Conclusions

In this study the ?serial dilution method? was used to determine the MIC of nanosilver, on microorganisms such as staphylococcus aureus, and Pseudomonas aeruginosa. The MIC of nanosilver solution was 15.12 ?g/ml. Hydrogels containing nanosilver were prepared. For evaluation of the prepared films, different tests, including the determination of thickness and tensile strength, swelling and water vapor transition were performed. The finally chosen formulation contained 2% w/w HPMC K15M, 0.5% w/w HPMC K100 and 0.2% triacetin (as plasticizer). Various concentrations of nanosilver solutions were added to the selected formulation. The ultimate concentration of nanosilver (4 mg in an area of 100 cm2 or almost 1.5 g weight), which had the best antimicrobial effect in the hydrogel films was detected.

References
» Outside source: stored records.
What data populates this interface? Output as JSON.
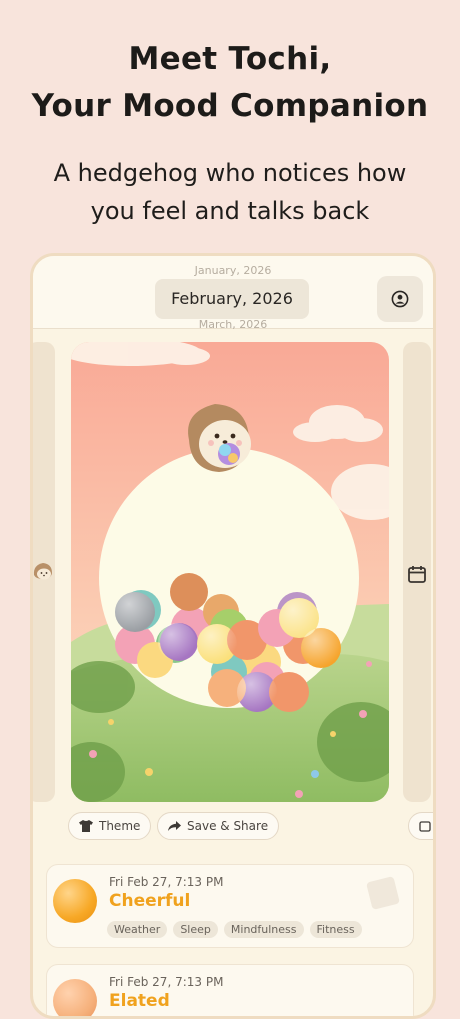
{
  "hero": {
    "title_line1": "Meet Tochi,",
    "title_line2": "Your Mood Companion",
    "subtitle_line1": "A hedgehog who notices how",
    "subtitle_line2": "you feel and talks back"
  },
  "header": {
    "prev_month": "January, 2026",
    "current_month": "February, 2026",
    "next_month": "March, 2026",
    "profile_icon": "profile-icon"
  },
  "side": {
    "left_icon": "hedgehog-icon",
    "right_icon": "calendar-icon"
  },
  "colors": {
    "background": "#f8e4dc",
    "accent": "#f0a21e",
    "card": "#fdf9ef"
  },
  "actions": {
    "theme_label": "Theme",
    "theme_icon": "shirt-icon",
    "share_label": "Save & Share",
    "share_icon": "share-arrow-icon"
  },
  "entries": [
    {
      "datetime": "Fri Feb 27, 7:13 PM",
      "mood": "Cheerful",
      "orb_color": "#f7a826",
      "tags": [
        "Weather",
        "Sleep",
        "Mindfulness",
        "Fitness"
      ]
    },
    {
      "datetime": "Fri Feb 27, 7:13 PM",
      "mood": "Elated",
      "orb_color": "#f6b17c",
      "tags": []
    }
  ]
}
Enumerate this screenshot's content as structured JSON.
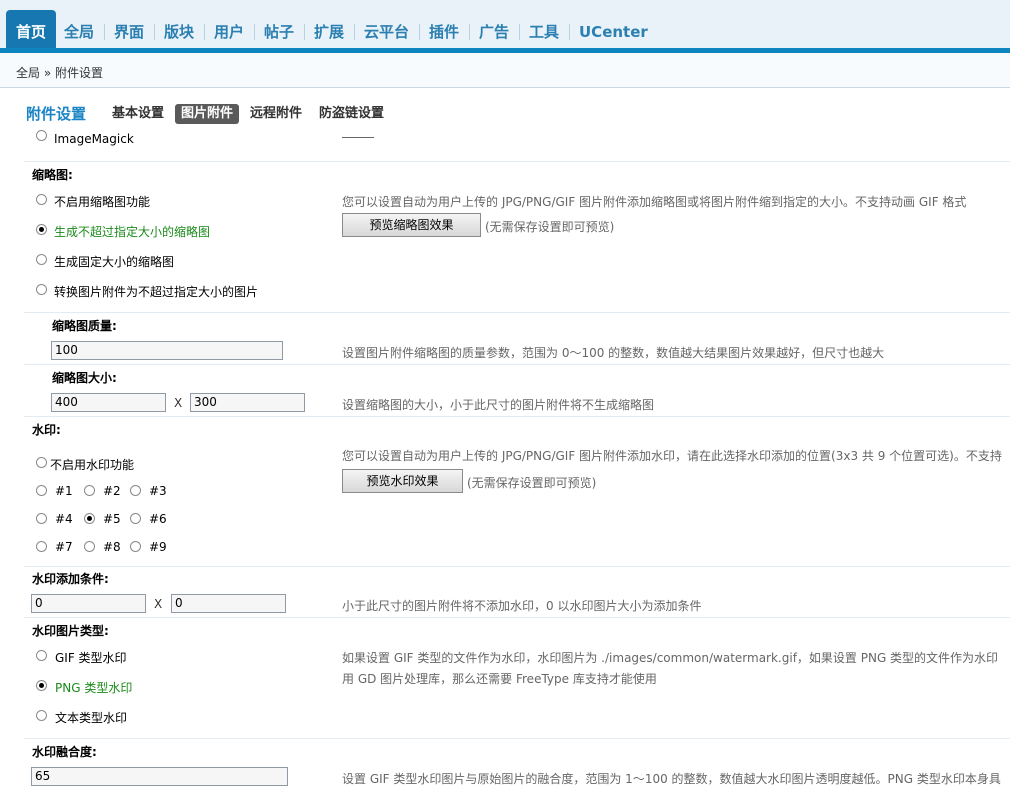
{
  "topnav": {
    "tabs": [
      "首页",
      "全局",
      "界面",
      "版块",
      "用户",
      "帖子",
      "扩展",
      "云平台",
      "插件",
      "广告",
      "工具",
      "UCenter"
    ]
  },
  "breadcrumb": "全局 » 附件设置",
  "subnav": {
    "title": "附件设置",
    "tabs": [
      "基本设置",
      "图片附件",
      "远程附件",
      "防盗链设置"
    ],
    "active": "图片附件"
  },
  "imagemagick_option": "ImageMagick",
  "thumb": {
    "label": "缩略图:",
    "options": [
      "不启用缩略图功能",
      "生成不超过指定大小的缩略图",
      "生成固定大小的缩略图",
      "转换图片附件为不超过指定大小的图片"
    ],
    "selected": 1,
    "desc": "您可以设置自动为用户上传的 JPG/PNG/GIF 图片附件添加缩略图或将图片附件缩到指定的大小。不支持动画 GIF 格式",
    "preview_button": "预览缩略图效果",
    "preview_note": "(无需保存设置即可预览)"
  },
  "thumb_quality": {
    "label": "缩略图质量:",
    "value": "100",
    "desc": "设置图片附件缩略图的质量参数，范围为 0～100 的整数，数值越大结果图片效果越好，但尺寸也越大"
  },
  "thumb_size": {
    "label": "缩略图大小:",
    "width": "400",
    "height": "300",
    "separator": "X",
    "desc": "设置缩略图的大小，小于此尺寸的图片附件将不生成缩略图"
  },
  "watermark": {
    "label": "水印:",
    "off_label": "不启用水印功能",
    "positions": [
      "#1",
      "#2",
      "#3",
      "#4",
      "#5",
      "#6",
      "#7",
      "#8",
      "#9"
    ],
    "selected": "#5",
    "desc": "您可以设置自动为用户上传的 JPG/PNG/GIF 图片附件添加水印，请在此选择水印添加的位置(3x3 共 9 个位置可选)。不支持",
    "preview_button": "预览水印效果",
    "preview_note": "(无需保存设置即可预览)"
  },
  "watermark_condition": {
    "label": "水印添加条件:",
    "width": "0",
    "height": "0",
    "separator": "X",
    "desc": "小于此尺寸的图片附件将不添加水印，0 以水印图片大小为添加条件"
  },
  "watermark_type": {
    "label": "水印图片类型:",
    "options": [
      "GIF 类型水印",
      "PNG 类型水印",
      "文本类型水印"
    ],
    "selected": 1,
    "desc_line1": "如果设置 GIF 类型的文件作为水印，水印图片为 ./images/common/watermark.gif，如果设置 PNG 类型的文件作为水印",
    "desc_line2": "用 GD 图片处理库，那么还需要 FreeType 库支持才能使用"
  },
  "watermark_blend": {
    "label": "水印融合度:",
    "value": "65",
    "desc": "设置 GIF 类型水印图片与原始图片的融合度，范围为 1～100 的整数，数值越大水印图片透明度越低。PNG 类型水印本身具"
  }
}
        (1) Feng QL, Wu J, Chen GQ, Cui FZ, Kim TN and Kim JO. A mechanistic study of the antibacterial effect of silver ions on Esherichia coli and Staphylococcus aureus. J. Biomed. Materials Res. (2000) 52: 662-668
(2) Cho KH, Park JE, Osaka T and Park SG. The study of antimicrobial activity and preservative effects of nanosilver ingredient. Electrochim. Acta (2005) 51: 956-960
(3) Grier N. Silver and its compounds. In: Block S. (ed.) Disinfection, Sterilization and Preservation. Lea and Febiger, Philadelphia (1983) 375
(4) Nelson DL and Cox MM. Lehninger Principles of Biochemistry. 4th ed. W. H. Freeman and Company, New York (2005) 1216
(5) Melaiye A and Youngs W. Silver and its application as an antimicrobial agent. Expert Opinion on Therapeutic Patents (2005) 15: 125-130
(6) Atiyeh B, Costagliola M, Hayek S and Dibo S. Effect of siliver on burn wound infection control and healing, Review of the literature. Burns (2007) 33: 139-148
(7) Silver S, Phung Le T and Silver G. Silver as biocides in burn and wound healing dressings and bacterial resistance to silver compounds. J. Ind. Microbiol. Biotech. (2006) 33: 627- 634
(8) Yu H, Xu X, Chen X, Lu T, Zhang P and Jing X. Preparation and antibacterial effect of PVA-PVA hydrogels containing silver nanoparticles. J. App. Polymer Sci. (2006) 103: 125-133
(9) The British Pharmacopoeia Commission. British Pharmacopoeia. The Commission, London (2002) A188
(10) Dabbagh MA, Ford JL, Rubinstein MH, Hogan JE and Rajabi-Siahboomi AR. Release of propranolol hydrochloride from matrix tablets containing sodium carboxy methyl cellulose and hydroxyl propyl methyl cellulose. Pharm. Dev. Tech. (1999) 4: 313-324
(11) Akhgari A, Farahmand F, Afrasiabi Garekani H, Sadeghi F and Vandamme TF. Permeability and swelling studies on free film containing inulin in combination with different polymethacrylates aimed for colonic drug delivery. Eur. J. Pharm. Sci. (2006) 28: 307-314
(12) Liu J and Robert OW. Properties of heat-humidity cured cellulose acetate phethalate free film. Eur. J. Pharm. Sci. (2002) 17: 31-41
(13) McKane L and Kandel J. Microbiology: Essentials and Applications, McGraw-Hill Companies; 2nd edition, (1996) 397-398
(14) Burrell R, Heggers, P and Davic, GJ. Efficacy of silver-coated dressing as bacterial barriers in a rodent burn sepsis model. Journal Wounds; (1999). 11: 64-71
(15) Yang JU, Huang CY, Chuang SS and Chen CC. A clinical experience of treating exfoliative wounds using nanocrystalline silver-containing dressing (Acticoat?), Burns (2007) 33(6):793-797
(16) Kikgel Website, AQUA-GEL dressing, Available from www.Kikgel.com.pl/3.html, accessed on Jan 2008.
(17) Row RC, Sheskey PJ, Weller PJ. Handbook of Pharmaceutical Excipients, 4th ed. Science and Practice, London, UK., (2003), 203-302 and 659-670
(18)Thomas S. and Loveless P. A comparative study of the properties of twelve hydrocolloid dressings, Available from http://www.smtl.co.uk/World-Wide-Wounds/1997/july/Thomas-Hydronet/hydronet.html accessed on Jan 2008